* Directions for this task
The records below need to be repeated exactly, though not their pictures.

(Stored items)
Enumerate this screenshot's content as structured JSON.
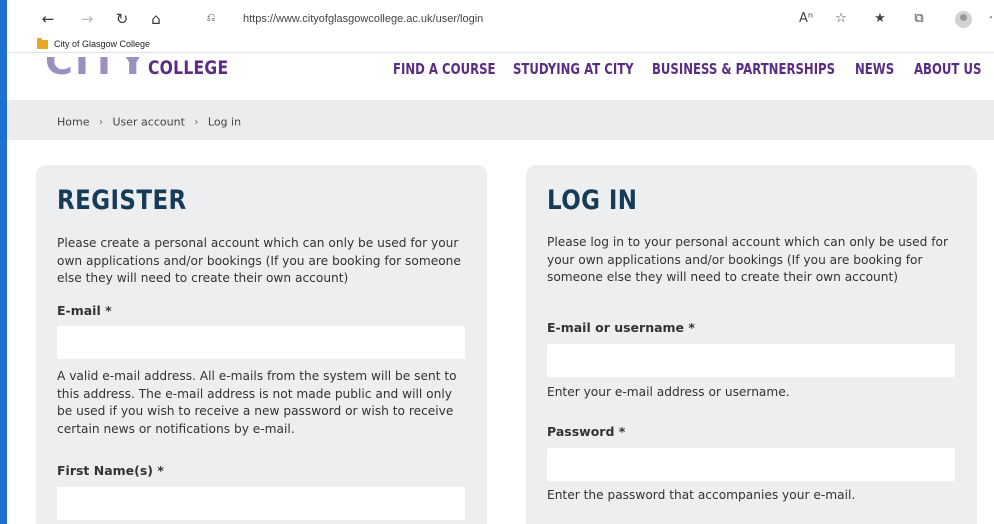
{
  "browser": {
    "url": "https://www.cityofglasgowcollege.ac.uk/user/login",
    "favorites_label": "City of Glasgow College"
  },
  "site": {
    "logo_city": "CITY",
    "logo_college": "COLLEGE",
    "nav": [
      "FIND A COURSE",
      "STUDYING AT CITY",
      "BUSINESS & PARTNERSHIPS",
      "NEWS",
      "ABOUT US"
    ]
  },
  "breadcrumb": [
    "Home",
    "User account",
    "Log in"
  ],
  "register": {
    "title": "REGISTER",
    "intro": "Please create a personal account which can only be used for your own applications and/or bookings (If you are booking for someone else they will need to create their own account)",
    "email_label": "E-mail *",
    "email_value": "",
    "email_help": "A valid e-mail address. All e-mails from the system will be sent to this address. The e-mail address is not made public and will only be used if you wish to receive a new password or wish to receive certain news or notifications by e-mail.",
    "firstname_label": "First Name(s) *",
    "firstname_value": ""
  },
  "login": {
    "title": "LOG IN",
    "intro": "Please log in to your personal account which can only be used for your own applications and/or bookings (If you are booking for someone else they will need to create their own account)",
    "username_label": "E-mail or username *",
    "username_value": "",
    "username_help": "Enter your e-mail address or username.",
    "password_label": "Password *",
    "password_value": "",
    "password_help": "Enter the password that accompanies your e-mail."
  },
  "colors": {
    "brand_purple": "#5a2d82",
    "heading_navy": "#163b57",
    "panel_bg": "#eceef0",
    "accent_blue": "#1f6fd1"
  }
}
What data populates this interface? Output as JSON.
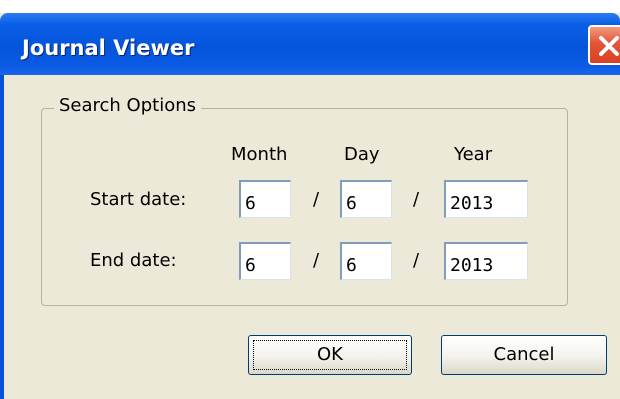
{
  "window": {
    "title": "Journal Viewer"
  },
  "search_options": {
    "group_label": "Search Options",
    "headers": {
      "month": "Month",
      "day": "Day",
      "year": "Year"
    },
    "separator": "/",
    "start_date": {
      "label": "Start date:",
      "month": "6",
      "day": "6",
      "year": "2013"
    },
    "end_date": {
      "label": "End date:",
      "month": "6",
      "day": "6",
      "year": "2013"
    }
  },
  "buttons": {
    "ok_label": "OK",
    "cancel_label": "Cancel"
  },
  "icons": {
    "close": "close-icon"
  },
  "colors": {
    "titlebar": "#0554dc",
    "dialog_background": "#ece9d8",
    "close_button": "#e2543a"
  }
}
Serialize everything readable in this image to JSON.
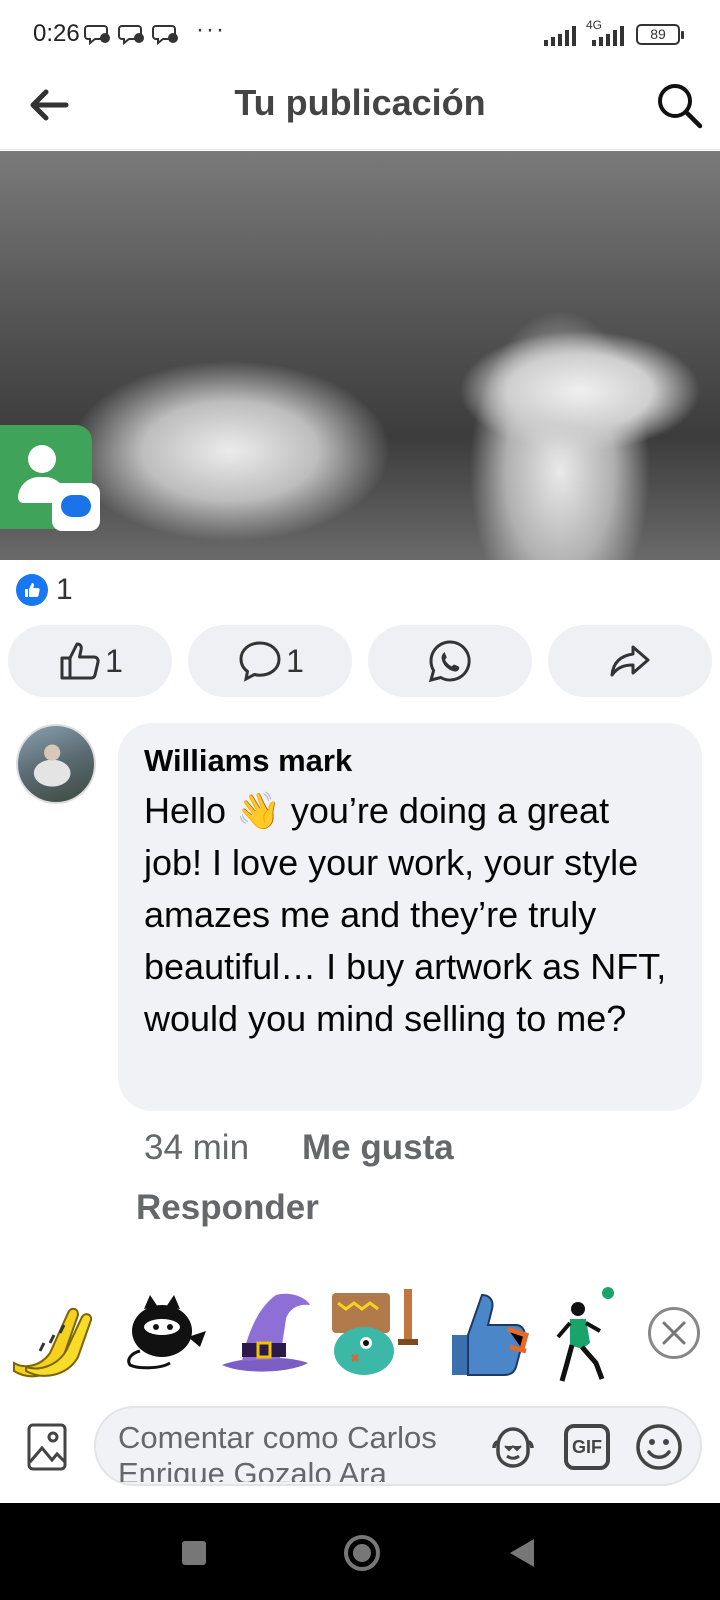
{
  "status_bar": {
    "time": "0:26",
    "notification_icons": [
      "messenger-icon",
      "messenger-icon",
      "messenger-icon"
    ],
    "more": "···",
    "network": "4G",
    "battery": "89"
  },
  "header": {
    "title": "Tu publicación",
    "back_icon": "back-arrow-icon",
    "search_icon": "search-icon"
  },
  "post": {
    "reaction_count": "1"
  },
  "actions": {
    "like_count": "1",
    "comment_count": "1"
  },
  "comment": {
    "author": "Williams mark",
    "text": "Hello 👋 you’re doing a great job! I love your work, your style amazes me and they’re truly beautiful… I buy artwork as NFT, would you mind selling to me?",
    "time": "34 min",
    "like_label": "Me gusta",
    "reply_label": "Responder"
  },
  "stickers": [
    "bananas-sticker",
    "black-cat-sticker",
    "witch-hat-sticker",
    "robot-monster-sticker",
    "thumbs-up-sticker",
    "soccer-player-sticker"
  ],
  "composer": {
    "placeholder": "Comentar como Carlos Enrique Gozalo Ara",
    "gif_label": "GIF"
  },
  "colors": {
    "accent": "#1877f2",
    "bubble": "#f0f2f5",
    "secondary_text": "#65676b"
  }
}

* Answer space
Enumerate this screenshot's content as structured JSON.
{
  "browser": {
    "url": "https://www.cityofglasgowcollege.ac.uk/user/login",
    "favorites_label": "City of Glasgow College"
  },
  "site": {
    "logo_city": "CITY",
    "logo_college": "COLLEGE",
    "nav": [
      "FIND A COURSE",
      "STUDYING AT CITY",
      "BUSINESS & PARTNERSHIPS",
      "NEWS",
      "ABOUT US"
    ]
  },
  "breadcrumb": [
    "Home",
    "User account",
    "Log in"
  ],
  "register": {
    "title": "REGISTER",
    "intro": "Please create a personal account which can only be used for your own applications and/or bookings (If you are booking for someone else they will need to create their own account)",
    "email_label": "E-mail *",
    "email_value": "",
    "email_help": "A valid e-mail address. All e-mails from the system will be sent to this address. The e-mail address is not made public and will only be used if you wish to receive a new password or wish to receive certain news or notifications by e-mail.",
    "firstname_label": "First Name(s) *",
    "firstname_value": ""
  },
  "login": {
    "title": "LOG IN",
    "intro": "Please log in to your personal account which can only be used for your own applications and/or bookings (If you are booking for someone else they will need to create their own account)",
    "username_label": "E-mail or username *",
    "username_value": "",
    "username_help": "Enter your e-mail address or username.",
    "password_label": "Password *",
    "password_value": "",
    "password_help": "Enter the password that accompanies your e-mail."
  },
  "colors": {
    "brand_purple": "#5a2d82",
    "heading_navy": "#163b57",
    "panel_bg": "#eceef0",
    "accent_blue": "#1f6fd1"
  }
}
What data populates this interface? Output as JSON.
{
  "window": {
    "title": "Journal Viewer"
  },
  "search_options": {
    "group_label": "Search Options",
    "headers": {
      "month": "Month",
      "day": "Day",
      "year": "Year"
    },
    "separator": "/",
    "start_date": {
      "label": "Start date:",
      "month": "6",
      "day": "6",
      "year": "2013"
    },
    "end_date": {
      "label": "End date:",
      "month": "6",
      "day": "6",
      "year": "2013"
    }
  },
  "buttons": {
    "ok_label": "OK",
    "cancel_label": "Cancel"
  },
  "icons": {
    "close": "close-icon"
  },
  "colors": {
    "titlebar": "#0554dc",
    "dialog_background": "#ece9d8",
    "close_button": "#e2543a"
  }
}
Serialize everything readable in this image to JSON.
{
  "status_bar": {
    "time": "0:26",
    "notification_icons": [
      "messenger-icon",
      "messenger-icon",
      "messenger-icon"
    ],
    "more": "···",
    "network": "4G",
    "battery": "89"
  },
  "header": {
    "title": "Tu publicación",
    "back_icon": "back-arrow-icon",
    "search_icon": "search-icon"
  },
  "post": {
    "reaction_count": "1"
  },
  "actions": {
    "like_count": "1",
    "comment_count": "1"
  },
  "comment": {
    "author": "Williams mark",
    "text": "Hello 👋 you’re doing a great job! I love your work, your style amazes me and they’re truly beautiful… I buy artwork as NFT, would you mind selling to me?",
    "time": "34 min",
    "like_label": "Me gusta",
    "reply_label": "Responder"
  },
  "stickers": [
    "bananas-sticker",
    "black-cat-sticker",
    "witch-hat-sticker",
    "robot-monster-sticker",
    "thumbs-up-sticker",
    "soccer-player-sticker"
  ],
  "composer": {
    "placeholder": "Comentar como Carlos Enrique Gozalo Ara",
    "gif_label": "GIF"
  },
  "colors": {
    "accent": "#1877f2",
    "bubble": "#f0f2f5",
    "secondary_text": "#65676b"
  }
}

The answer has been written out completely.